- Walking and potty training
- Fixed-length leash between four and six feet long
- Poop bags, or plastic grocery bags
- Harness with a chest and shoulder clip
- Collar and identification tags
- Oral health supplies
- Dog toothbrush
- Pet-safe toothpaste
- Other home supplies
- Pet gates
- Pet stain and odor remover
- Food and water bowls, preferably stainless steel
- Dog bed
- Puppy enrichment and training tools
- Variety of size-appropriate toys
- High quality food and treats
#3: Schedule puppy preventive care visits
Puppy-hood goes by quickly, and our pets never seem to stay with us long enough. Preventive care veterinary visits are key to ensure your puppy remains healthy and by your side for as long as possible. Schedule a veterinary exam shortly after bringing your new puppy home, for your veterinarian to perform a baseline physical exam, and provide a vaccination schedule. Vaccines are critical to ensure your puppy develops a strong immune system. During their first few months, they will require core vaccinations against common dog diseases, including distemper, canine parvovirus, hepatitis and rabies. Depending on your puppy’s lifestyle, our Twin Maples veterinarian may also recommend vaccinations for Bordetella, Lyme disease, canine influenza, or leptospirosis.

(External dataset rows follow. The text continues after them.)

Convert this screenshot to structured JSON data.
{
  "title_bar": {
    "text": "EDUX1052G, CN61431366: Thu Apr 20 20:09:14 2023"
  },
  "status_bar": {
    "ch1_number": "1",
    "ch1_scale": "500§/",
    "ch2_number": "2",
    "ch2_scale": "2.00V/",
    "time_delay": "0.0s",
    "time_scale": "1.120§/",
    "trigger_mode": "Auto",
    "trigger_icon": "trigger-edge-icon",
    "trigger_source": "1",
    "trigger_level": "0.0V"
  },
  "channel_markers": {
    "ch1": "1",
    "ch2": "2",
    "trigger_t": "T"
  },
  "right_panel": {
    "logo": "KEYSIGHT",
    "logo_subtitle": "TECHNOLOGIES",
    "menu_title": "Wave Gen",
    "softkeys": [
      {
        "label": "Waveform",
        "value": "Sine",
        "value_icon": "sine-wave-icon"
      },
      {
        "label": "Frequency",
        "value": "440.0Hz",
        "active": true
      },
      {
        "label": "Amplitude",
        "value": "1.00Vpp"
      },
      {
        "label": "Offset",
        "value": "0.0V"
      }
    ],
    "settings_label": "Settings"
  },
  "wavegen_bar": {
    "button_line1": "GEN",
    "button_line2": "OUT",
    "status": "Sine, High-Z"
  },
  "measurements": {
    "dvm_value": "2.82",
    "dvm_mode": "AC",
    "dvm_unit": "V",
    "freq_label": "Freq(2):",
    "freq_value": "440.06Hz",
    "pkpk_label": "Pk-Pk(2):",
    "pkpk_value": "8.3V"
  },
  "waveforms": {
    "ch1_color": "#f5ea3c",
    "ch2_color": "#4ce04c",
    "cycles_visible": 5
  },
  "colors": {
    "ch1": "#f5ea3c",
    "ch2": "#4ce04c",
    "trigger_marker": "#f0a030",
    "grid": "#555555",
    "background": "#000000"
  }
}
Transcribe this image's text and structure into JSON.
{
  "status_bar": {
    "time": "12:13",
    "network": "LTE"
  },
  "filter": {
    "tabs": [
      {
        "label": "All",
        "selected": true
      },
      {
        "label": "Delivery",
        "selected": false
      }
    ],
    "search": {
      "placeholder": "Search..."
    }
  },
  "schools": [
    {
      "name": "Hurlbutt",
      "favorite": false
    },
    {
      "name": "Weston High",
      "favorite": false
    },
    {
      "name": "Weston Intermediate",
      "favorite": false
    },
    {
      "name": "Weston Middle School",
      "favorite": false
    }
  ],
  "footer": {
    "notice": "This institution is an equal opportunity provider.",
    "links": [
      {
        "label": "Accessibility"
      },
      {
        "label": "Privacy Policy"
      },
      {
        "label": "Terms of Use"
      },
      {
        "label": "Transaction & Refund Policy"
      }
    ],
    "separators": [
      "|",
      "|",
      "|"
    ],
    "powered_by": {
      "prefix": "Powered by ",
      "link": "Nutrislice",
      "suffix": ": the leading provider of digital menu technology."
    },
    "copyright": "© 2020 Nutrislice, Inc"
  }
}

Your puppy’s rounded belly can indicate they are infected with intestinal parasites. Puppies commonly become infected from their mothers or previous environments, so a deworming treatment series and fecal tests will likely be included in your puppy’s preventive care visits.
#4: Feed your puppy good quality food
Choosing the right puppy diet can be overwhelming and confusing with all the available options. High quality food will ensure your pet receives all the key nutrients they need to support their growing bones and developing organs. The Association of the American Feed Control Officials (AAFCO) has established guidelines for pet food and nutrition, and you should check the food package label to ensure your puppy’s food meets AAFCO standards and is complete and balanced. Depending on their breed and appetite, most puppies will eat three or four times daily during their first 12 weeks. Then, feeding frequency can be reduced to three times daily until they reach around 6 months of age, when you can likely reduce them to twice daily feedings. Puppies can begin transitioning to adult dog food at around 9 to 12 months of age, depending on their breed. Your veterinarian will weigh your puppy during each preventive care visit to ensure they are growing appropriately and maintaining a healthy weight. Always consult with your veterinarian before changing your pet’s diet.
#5: Teach your puppy good manners
Puppies are fast learners and eager to please their pet parents, especially between the ages of 3 and 14 weeks. Although learning is a lifelong process, teaching your puppy proper manners and socialization skills early will help ensure they can adjust to variable environments and situations, and help prevent a lifetime of behavior issues or stress. Begin training your puppy at home using ample treats and praise to positively reward them for correct behavior, and then socialize them outside the home as soon as they have received all their vaccinations. Ensure that you have a properly fitting leash and collar on your pet at all times, especially in public. Start by taking your puppy to high foot-traffic areas with various sites and sounds, such as a park or a pet-friendly mall. Immediately reward your puppy every time they are calm and accepting of a new experience, person, or sound. If you have limited time for teaching your puppy manners, or are having trouble, consider enrolling them in a training or obedience school.
Our Twin Maples Veterinary Hospital team looks forward to meeting your new puppy. Call our office if you have any questions about caring for your pet, or to schedule their first puppy wellness exam.